We went immediately to a town called Nelspruit upon landing in Johannesburg. Well, sort of immediately, as we have been publically transportating, and nothing goes fast. Nelspruit is a jumping off point for Kruger National park. We hired a private guide for 2 days, rented a car, and camped a night in the park. By hiring our own guide we had a custom tailored tour of the park, which, believe it or not, was actually cheaper than doing a packaged tour where you have to share your guide with other people. We saw a ton of animals, including 4 out the "big 5" (we looked hard but didn't spot a leopard). Just so ya know (cuz I didn't), the big 5 is a hunting term and includes lions, leopards, rhino, cape buffalo, and elephant. Immediately after Kruger we went to Blydes River Canyon park, which is a beautiful red-orange canyon set in pine forested mountains- it reminded us a bit of the Southwest of the US.
We left Nelspruit and headed toward the coast, which is where we are now. We decided to change our trip a little bit, and instead of trying to tackle all of South and east Africa (which could take a year in itself), we are choosing to focus more on Southern Africa.
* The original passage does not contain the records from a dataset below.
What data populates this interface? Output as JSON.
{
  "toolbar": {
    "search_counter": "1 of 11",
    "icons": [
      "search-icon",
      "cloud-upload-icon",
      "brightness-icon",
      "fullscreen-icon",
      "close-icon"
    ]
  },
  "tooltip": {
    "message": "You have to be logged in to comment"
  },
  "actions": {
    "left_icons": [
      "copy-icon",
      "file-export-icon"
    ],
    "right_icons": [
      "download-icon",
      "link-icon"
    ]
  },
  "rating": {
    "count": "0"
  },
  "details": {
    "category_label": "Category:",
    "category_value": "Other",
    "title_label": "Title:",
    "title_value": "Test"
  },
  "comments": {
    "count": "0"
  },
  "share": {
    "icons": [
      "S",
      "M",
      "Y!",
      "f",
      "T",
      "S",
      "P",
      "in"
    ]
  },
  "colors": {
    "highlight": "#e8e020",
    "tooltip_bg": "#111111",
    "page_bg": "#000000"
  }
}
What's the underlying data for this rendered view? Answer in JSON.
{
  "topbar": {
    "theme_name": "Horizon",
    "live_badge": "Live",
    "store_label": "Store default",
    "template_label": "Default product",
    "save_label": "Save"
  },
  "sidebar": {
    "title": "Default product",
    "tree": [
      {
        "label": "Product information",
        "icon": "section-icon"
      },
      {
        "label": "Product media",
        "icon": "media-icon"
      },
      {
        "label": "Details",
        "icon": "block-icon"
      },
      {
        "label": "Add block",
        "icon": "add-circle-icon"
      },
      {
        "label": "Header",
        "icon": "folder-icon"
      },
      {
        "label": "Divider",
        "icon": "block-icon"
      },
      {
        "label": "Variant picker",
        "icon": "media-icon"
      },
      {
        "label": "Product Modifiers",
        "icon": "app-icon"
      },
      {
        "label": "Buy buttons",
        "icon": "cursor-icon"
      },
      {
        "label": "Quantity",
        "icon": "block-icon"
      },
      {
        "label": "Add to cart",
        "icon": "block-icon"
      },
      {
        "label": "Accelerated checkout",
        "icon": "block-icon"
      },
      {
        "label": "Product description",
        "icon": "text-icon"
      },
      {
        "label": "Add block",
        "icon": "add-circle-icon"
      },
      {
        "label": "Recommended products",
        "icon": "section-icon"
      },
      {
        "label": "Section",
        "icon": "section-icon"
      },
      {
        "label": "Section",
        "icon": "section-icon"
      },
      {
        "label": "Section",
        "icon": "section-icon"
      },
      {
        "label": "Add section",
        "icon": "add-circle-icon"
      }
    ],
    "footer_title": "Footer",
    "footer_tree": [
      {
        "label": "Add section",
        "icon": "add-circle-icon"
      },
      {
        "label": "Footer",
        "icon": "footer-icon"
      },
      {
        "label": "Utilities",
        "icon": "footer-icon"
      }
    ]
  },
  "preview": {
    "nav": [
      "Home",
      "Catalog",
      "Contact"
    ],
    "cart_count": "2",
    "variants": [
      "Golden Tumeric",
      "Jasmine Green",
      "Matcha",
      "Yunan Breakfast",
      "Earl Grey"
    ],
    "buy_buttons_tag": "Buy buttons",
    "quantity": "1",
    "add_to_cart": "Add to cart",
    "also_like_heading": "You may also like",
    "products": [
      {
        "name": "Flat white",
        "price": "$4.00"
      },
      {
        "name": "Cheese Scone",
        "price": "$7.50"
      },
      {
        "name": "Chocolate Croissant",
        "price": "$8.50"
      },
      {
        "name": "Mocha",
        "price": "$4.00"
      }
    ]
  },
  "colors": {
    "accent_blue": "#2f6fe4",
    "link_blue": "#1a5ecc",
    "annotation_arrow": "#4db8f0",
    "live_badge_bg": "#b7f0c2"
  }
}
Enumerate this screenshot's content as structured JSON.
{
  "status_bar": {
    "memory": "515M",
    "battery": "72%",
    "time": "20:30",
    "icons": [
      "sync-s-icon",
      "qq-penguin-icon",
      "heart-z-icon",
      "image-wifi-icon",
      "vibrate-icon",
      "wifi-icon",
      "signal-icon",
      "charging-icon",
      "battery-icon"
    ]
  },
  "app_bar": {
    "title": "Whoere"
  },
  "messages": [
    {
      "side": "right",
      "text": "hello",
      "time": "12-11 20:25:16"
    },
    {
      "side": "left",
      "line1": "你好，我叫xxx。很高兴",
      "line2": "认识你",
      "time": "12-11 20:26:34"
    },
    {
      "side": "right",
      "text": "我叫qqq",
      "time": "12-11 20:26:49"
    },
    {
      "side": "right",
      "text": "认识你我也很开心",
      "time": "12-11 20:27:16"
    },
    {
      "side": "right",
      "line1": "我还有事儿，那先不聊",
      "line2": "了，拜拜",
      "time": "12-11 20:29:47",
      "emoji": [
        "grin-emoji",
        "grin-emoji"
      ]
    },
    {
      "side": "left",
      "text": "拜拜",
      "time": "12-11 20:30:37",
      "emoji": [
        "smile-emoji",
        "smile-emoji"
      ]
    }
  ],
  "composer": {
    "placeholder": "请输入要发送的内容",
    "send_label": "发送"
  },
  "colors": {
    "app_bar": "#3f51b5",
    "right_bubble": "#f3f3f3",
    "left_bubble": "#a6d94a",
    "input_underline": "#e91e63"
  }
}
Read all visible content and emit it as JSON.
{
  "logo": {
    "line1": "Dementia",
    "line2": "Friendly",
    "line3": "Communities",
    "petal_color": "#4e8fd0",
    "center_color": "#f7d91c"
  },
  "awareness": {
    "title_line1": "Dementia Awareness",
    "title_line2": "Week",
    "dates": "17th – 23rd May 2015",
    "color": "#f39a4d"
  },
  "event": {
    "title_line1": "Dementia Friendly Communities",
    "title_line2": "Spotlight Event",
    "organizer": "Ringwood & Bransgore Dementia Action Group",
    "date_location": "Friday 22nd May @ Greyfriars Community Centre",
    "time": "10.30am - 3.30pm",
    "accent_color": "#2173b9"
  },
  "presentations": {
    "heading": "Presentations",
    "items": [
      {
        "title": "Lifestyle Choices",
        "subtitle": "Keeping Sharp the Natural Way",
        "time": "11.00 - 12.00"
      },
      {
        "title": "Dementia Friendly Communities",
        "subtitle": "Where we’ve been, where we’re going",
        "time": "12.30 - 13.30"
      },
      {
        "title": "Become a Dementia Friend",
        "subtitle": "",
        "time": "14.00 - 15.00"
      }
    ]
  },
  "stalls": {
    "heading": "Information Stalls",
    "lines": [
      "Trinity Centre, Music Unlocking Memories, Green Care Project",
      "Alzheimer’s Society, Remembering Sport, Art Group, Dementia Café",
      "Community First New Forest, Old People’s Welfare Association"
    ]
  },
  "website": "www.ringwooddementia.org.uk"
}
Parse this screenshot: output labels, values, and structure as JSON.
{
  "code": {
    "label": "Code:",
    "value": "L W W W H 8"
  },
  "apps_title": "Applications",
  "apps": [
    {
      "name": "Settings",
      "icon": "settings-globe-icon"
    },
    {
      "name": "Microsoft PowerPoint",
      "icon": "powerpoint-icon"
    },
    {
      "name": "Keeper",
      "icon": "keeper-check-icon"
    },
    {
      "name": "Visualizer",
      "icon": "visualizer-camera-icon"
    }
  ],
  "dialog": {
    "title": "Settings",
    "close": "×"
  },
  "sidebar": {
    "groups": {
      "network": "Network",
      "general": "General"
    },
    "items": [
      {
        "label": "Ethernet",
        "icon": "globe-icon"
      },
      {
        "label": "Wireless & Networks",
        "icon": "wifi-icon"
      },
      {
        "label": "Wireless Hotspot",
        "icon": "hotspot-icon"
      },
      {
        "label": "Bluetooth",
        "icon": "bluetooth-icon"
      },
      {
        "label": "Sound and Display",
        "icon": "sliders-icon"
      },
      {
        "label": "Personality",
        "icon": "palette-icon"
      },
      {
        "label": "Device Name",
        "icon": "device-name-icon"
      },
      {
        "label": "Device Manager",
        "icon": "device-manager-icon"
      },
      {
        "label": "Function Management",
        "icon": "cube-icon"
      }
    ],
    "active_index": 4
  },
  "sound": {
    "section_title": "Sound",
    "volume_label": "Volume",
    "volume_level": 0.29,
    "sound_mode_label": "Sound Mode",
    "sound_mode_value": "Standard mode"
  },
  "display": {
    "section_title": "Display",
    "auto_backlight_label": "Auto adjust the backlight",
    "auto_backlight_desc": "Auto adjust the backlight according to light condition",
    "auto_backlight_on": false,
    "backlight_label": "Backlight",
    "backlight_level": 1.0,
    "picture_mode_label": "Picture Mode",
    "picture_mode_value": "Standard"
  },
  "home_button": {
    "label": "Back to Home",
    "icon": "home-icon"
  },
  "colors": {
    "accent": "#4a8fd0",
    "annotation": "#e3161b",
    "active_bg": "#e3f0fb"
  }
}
We'd rather explore an area slowly and in more depth, we realized, rather than rush all over and see just the highlights- it's too expensive to travel like that, for one thing, but we also would rather go slow and get a better feel for the area. So our plan is now to cruise the coast of South Africa for a month or so. Poor us. We are just outside Durban right now, and are heading south toward Cape Town. Slowly.
We have been staying at great backpacking hostels. We have camped about 1/2 the time, as the hostels have spots set up for tents that are about 1/2 the price of a room (we are paying US equivalent $12 tonight for a campsite with an ocean view). The US dollar is super strong here right now, and we have been getting deals and steals. A hamburger and fries is about US $2.50, and a six pack of beer or a bottle of wine is about the same. Lucky us! The food has been great too. You can drink the water, which is really nice, and we have been cooking in the hostel kitchens, which are fully stocked. We are possibly going to buy a couple surfboards to use here, as you can buy them for as little as $20 used. But how is my sherpa Raminder going to carry all our stuff and also 2 surfboards????
The most memorable food has been a potjkie, which is a South African stew, slow cooked over an open fire for about 6 hours. The one we had included beef, noodles, rice, a bottle each of red and white wine, onion, plenty of garlic, potatos, squash, and a ton of seasoning. But the coolest part was the beer bread that was cooked from raw dough right on top of the stew. One of the people at one of the hostels cooked this, and I MUST REPLICATE. We also ate a termite, which is apparently a big source of protein for the poor Africans. I was not the first person to eat one, I made sure someone else did it first to make sure no one was playing a trick on me.
Sadly, it is raining out right now, and a bit chilly. The weather for the past week has been kind of junky, but we are hoping it will clear up so we can go to the beach! When it's raining we just play a lot of cribbage, or read, or play Scrabble on Raminders Ipod (and I am 2 games up in snooker). And we go by the theory that it is 5 oclock somewhere, so we'll have a drink and watch the rain. The nice thing is we have plenty of time to wait for good weather. We think of everybody a lot, and are loving our trip, but can't wait to see everyone when we come home, too. I hope everyone is doing well. And have a Happy Halloween!!!
PS: not so easy to upload photos anymore, a lot of internet places are v. expensive and some won't let you plug a camera in. We'll do our best. T and R